::: Provided material :::
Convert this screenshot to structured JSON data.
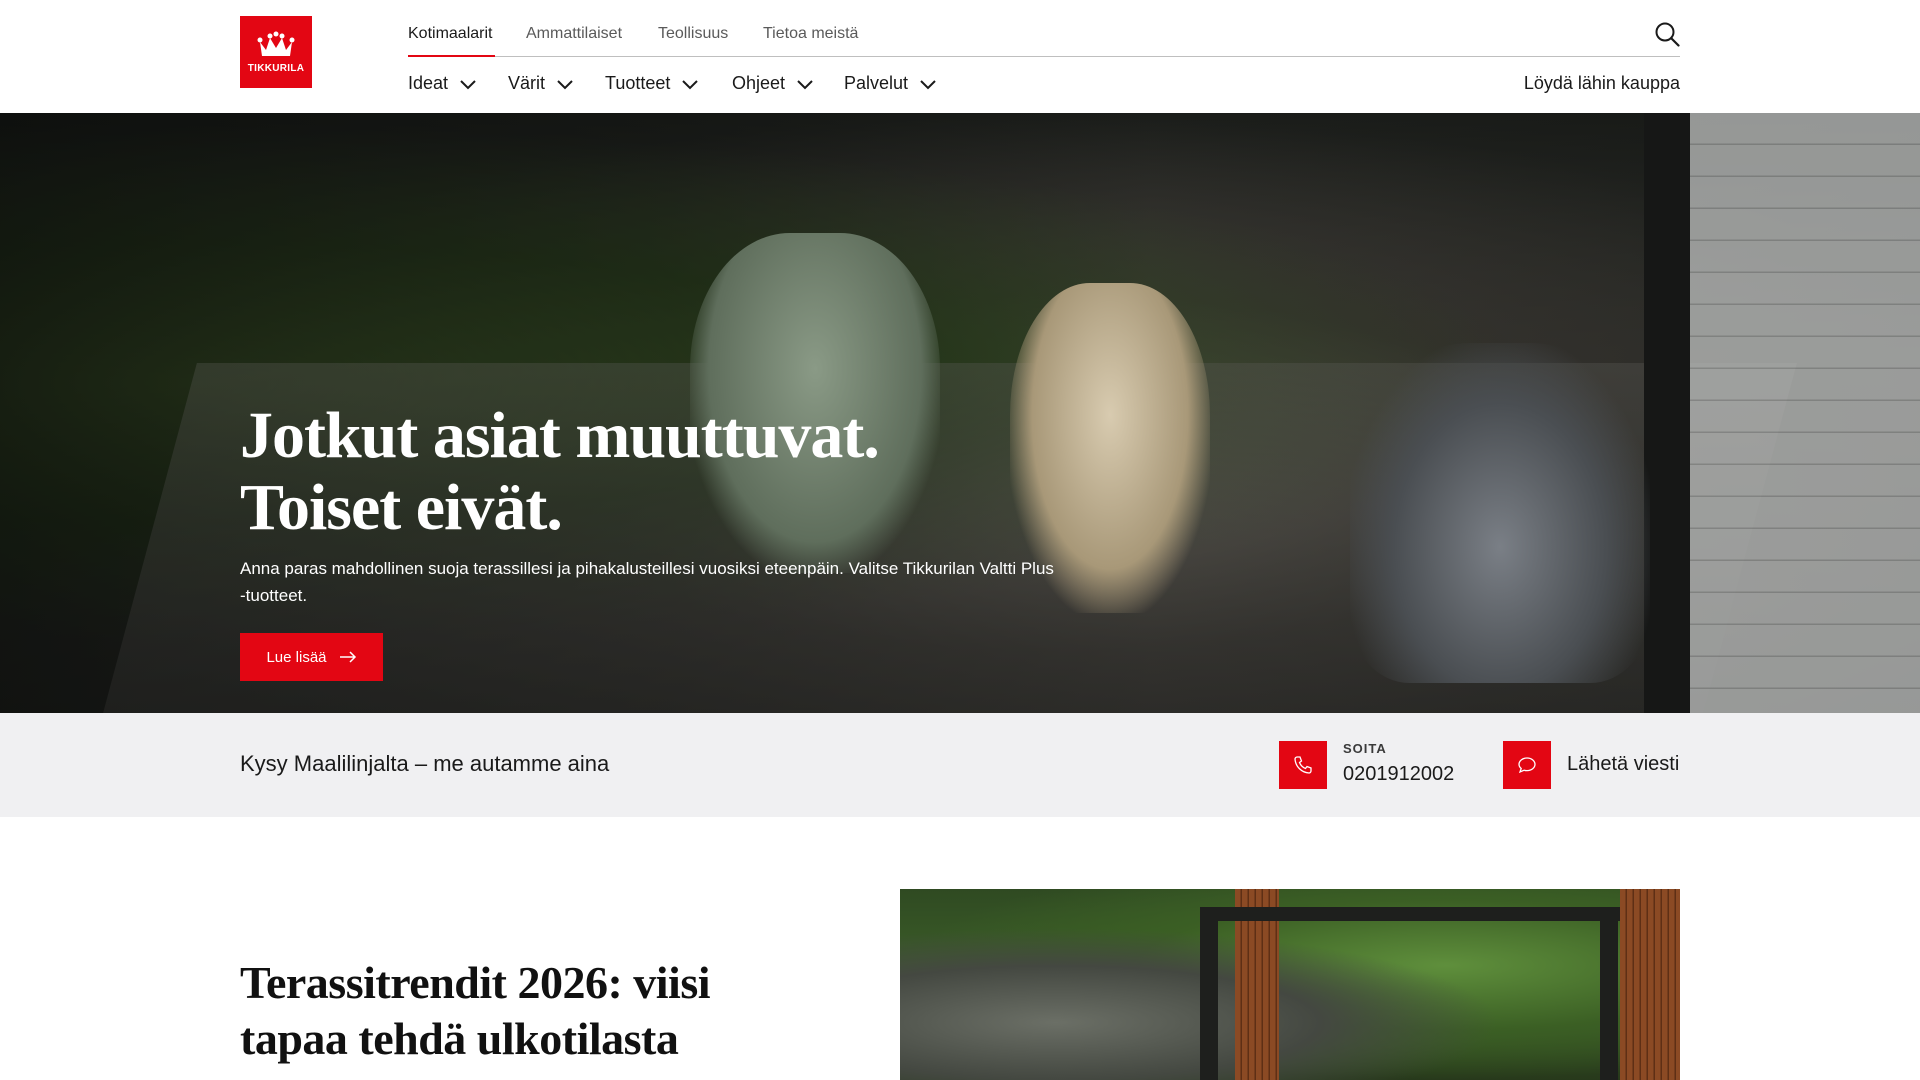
{
  "brand": {
    "logo_text": "TIKKURILA",
    "accent_color": "#e30613"
  },
  "topnav": {
    "items": [
      {
        "label": "Kotimaalarit",
        "active": true
      },
      {
        "label": "Ammattilaiset",
        "active": false
      },
      {
        "label": "Teollisuus",
        "active": false
      },
      {
        "label": "Tietoa meistä",
        "active": false
      }
    ],
    "search_icon": "search-icon"
  },
  "mainnav": {
    "items": [
      {
        "label": "Ideat"
      },
      {
        "label": "Värit"
      },
      {
        "label": "Tuotteet"
      },
      {
        "label": "Ohjeet"
      },
      {
        "label": "Palvelut"
      }
    ],
    "store_link": "Löydä lähin kauppa"
  },
  "hero": {
    "title_line1": "Jotkut asiat muuttuvat.",
    "title_line2": "Toiset eivät.",
    "text": "Anna paras mahdollinen suoja terassillesi ja pihakalusteillesi vuosiksi eteenpäin. Valitse Tikkurilan Valtti Plus -tuotteet.",
    "button_label": "Lue lisää"
  },
  "helpbar": {
    "title": "Kysy Maalilinjalta – me autamme aina",
    "call_label": "SOITA",
    "call_number": "0201912002",
    "message_label": "Lähetä viesti"
  },
  "article": {
    "title": "Terassitrendit 2026: viisi tapaa tehdä ulkotilasta"
  }
}
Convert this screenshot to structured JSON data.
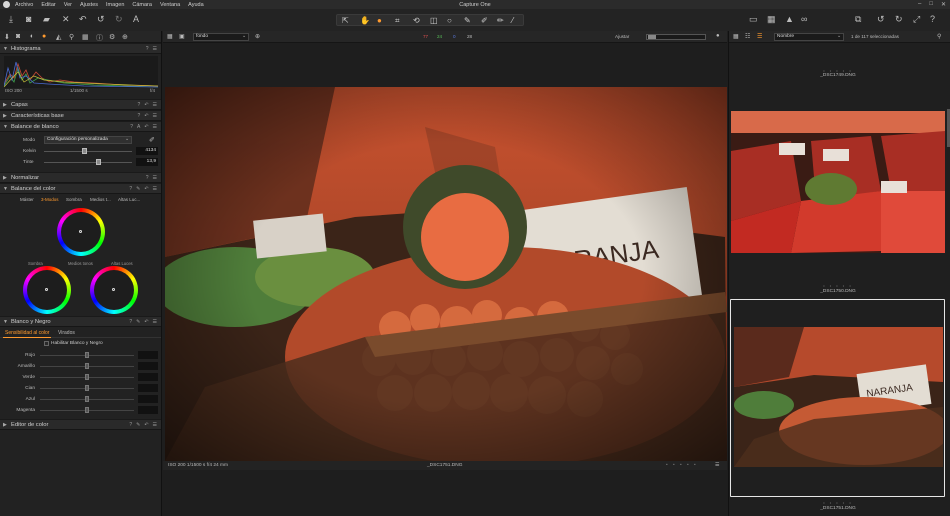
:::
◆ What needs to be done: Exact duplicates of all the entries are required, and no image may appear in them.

◆ Expected answer:
Convert this screenshot to structured JSON data.
{
  "brand": {
    "logo_text": "TIKKURILA",
    "accent_color": "#e30613"
  },
  "topnav": {
    "items": [
      {
        "label": "Kotimaalarit",
        "active": true
      },
      {
        "label": "Ammattilaiset",
        "active": false
      },
      {
        "label": "Teollisuus",
        "active": false
      },
      {
        "label": "Tietoa meistä",
        "active": false
      }
    ],
    "search_icon": "search-icon"
  },
  "mainnav": {
    "items": [
      {
        "label": "Ideat"
      },
      {
        "label": "Värit"
      },
      {
        "label": "Tuotteet"
      },
      {
        "label": "Ohjeet"
      },
      {
        "label": "Palvelut"
      }
    ],
    "store_link": "Löydä lähin kauppa"
  },
  "hero": {
    "title_line1": "Jotkut asiat muuttuvat.",
    "title_line2": "Toiset eivät.",
    "text": "Anna paras mahdollinen suoja terassillesi ja pihakalusteillesi vuosiksi eteenpäin. Valitse Tikkurilan Valtti Plus -tuotteet.",
    "button_label": "Lue lisää"
  },
  "helpbar": {
    "title": "Kysy Maalilinjalta – me autamme aina",
    "call_label": "SOITA",
    "call_number": "0201912002",
    "message_label": "Lähetä viesti"
  },
  "article": {
    "title": "Terassitrendit 2026: viisi tapaa tehdä ulkotilasta"
  }
}
Convert this screenshot to structured JSON data.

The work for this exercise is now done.